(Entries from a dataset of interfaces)
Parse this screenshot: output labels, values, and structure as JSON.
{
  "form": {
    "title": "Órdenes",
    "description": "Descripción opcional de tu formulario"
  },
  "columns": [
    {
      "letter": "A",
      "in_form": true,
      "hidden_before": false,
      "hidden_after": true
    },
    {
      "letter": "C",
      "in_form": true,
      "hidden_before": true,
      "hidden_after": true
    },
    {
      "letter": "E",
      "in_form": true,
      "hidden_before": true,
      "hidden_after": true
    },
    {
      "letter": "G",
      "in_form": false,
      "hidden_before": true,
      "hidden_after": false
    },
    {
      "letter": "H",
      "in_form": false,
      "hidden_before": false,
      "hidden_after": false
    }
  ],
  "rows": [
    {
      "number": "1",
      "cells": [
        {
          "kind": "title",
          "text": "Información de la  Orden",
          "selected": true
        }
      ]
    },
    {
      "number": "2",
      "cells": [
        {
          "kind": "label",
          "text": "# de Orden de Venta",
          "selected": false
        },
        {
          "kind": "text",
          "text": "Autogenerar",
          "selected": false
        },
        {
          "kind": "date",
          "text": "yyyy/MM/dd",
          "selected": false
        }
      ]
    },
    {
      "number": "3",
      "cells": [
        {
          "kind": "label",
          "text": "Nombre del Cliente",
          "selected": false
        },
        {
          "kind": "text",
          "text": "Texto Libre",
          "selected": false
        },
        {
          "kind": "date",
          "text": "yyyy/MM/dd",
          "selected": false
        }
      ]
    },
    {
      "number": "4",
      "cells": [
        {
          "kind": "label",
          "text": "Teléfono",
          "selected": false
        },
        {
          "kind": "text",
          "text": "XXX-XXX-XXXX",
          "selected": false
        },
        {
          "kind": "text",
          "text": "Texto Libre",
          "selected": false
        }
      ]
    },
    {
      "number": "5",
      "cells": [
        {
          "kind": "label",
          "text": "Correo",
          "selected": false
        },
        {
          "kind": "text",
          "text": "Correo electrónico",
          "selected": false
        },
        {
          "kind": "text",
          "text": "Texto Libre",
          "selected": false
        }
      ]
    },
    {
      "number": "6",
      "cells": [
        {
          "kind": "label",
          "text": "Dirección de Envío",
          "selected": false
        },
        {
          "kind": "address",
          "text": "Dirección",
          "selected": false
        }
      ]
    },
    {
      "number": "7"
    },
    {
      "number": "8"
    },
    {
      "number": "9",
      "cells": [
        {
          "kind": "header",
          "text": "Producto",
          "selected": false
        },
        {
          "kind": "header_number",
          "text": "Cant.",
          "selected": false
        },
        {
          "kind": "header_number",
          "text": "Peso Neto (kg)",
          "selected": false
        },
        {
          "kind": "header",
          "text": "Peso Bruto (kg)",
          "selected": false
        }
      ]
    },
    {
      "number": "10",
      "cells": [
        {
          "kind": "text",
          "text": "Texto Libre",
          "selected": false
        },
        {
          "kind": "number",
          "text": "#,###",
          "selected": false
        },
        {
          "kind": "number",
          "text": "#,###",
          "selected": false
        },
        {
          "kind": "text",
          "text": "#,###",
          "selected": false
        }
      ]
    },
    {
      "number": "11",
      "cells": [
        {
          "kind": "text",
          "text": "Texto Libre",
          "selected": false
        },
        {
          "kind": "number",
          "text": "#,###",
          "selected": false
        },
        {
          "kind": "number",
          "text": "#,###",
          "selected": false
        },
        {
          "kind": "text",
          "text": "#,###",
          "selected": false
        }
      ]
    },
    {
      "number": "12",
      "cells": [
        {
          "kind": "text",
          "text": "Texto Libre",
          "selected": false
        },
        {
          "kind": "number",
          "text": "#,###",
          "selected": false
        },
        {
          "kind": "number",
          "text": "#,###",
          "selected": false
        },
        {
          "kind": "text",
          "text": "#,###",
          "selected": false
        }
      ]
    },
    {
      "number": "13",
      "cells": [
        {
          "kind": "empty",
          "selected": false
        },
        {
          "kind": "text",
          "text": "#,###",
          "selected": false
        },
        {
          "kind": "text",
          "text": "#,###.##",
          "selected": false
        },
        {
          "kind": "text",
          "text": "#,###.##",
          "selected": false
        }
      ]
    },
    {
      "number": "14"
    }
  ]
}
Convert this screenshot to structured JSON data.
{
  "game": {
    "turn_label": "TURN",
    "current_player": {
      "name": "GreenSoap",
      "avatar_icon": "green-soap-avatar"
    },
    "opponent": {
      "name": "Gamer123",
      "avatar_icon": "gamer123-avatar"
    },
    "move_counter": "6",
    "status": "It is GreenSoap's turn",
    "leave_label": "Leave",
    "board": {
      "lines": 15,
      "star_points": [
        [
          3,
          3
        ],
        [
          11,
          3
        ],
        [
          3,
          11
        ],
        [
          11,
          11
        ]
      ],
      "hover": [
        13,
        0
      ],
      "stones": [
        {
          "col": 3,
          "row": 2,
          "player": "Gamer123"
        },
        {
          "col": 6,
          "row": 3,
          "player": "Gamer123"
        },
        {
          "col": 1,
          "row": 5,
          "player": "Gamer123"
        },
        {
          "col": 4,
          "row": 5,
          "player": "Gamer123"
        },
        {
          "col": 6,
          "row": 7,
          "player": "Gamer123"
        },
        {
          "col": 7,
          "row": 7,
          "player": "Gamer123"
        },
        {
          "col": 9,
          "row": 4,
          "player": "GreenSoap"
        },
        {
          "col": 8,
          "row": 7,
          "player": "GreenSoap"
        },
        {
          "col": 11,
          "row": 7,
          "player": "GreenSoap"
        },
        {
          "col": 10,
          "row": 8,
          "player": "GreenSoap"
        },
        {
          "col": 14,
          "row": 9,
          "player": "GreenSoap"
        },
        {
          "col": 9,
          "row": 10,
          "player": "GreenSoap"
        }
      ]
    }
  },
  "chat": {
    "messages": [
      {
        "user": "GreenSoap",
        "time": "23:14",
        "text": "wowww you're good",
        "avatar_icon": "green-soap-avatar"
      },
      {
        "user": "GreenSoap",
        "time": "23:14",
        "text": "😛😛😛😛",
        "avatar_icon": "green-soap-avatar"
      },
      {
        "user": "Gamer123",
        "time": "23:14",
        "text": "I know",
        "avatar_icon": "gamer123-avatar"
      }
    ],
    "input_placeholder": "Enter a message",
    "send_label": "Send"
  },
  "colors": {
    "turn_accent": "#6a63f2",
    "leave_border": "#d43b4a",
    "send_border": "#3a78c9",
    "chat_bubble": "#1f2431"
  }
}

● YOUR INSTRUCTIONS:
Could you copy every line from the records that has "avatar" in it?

● EXERCISE ANSWER:
      "avatar_icon": "green-soap-avatar"
      "avatar_icon": "gamer123-avatar"
        "avatar_icon": "green-soap-avatar"
        "avatar_icon": "green-soap-avatar"
        "avatar_icon": "gamer123-avatar"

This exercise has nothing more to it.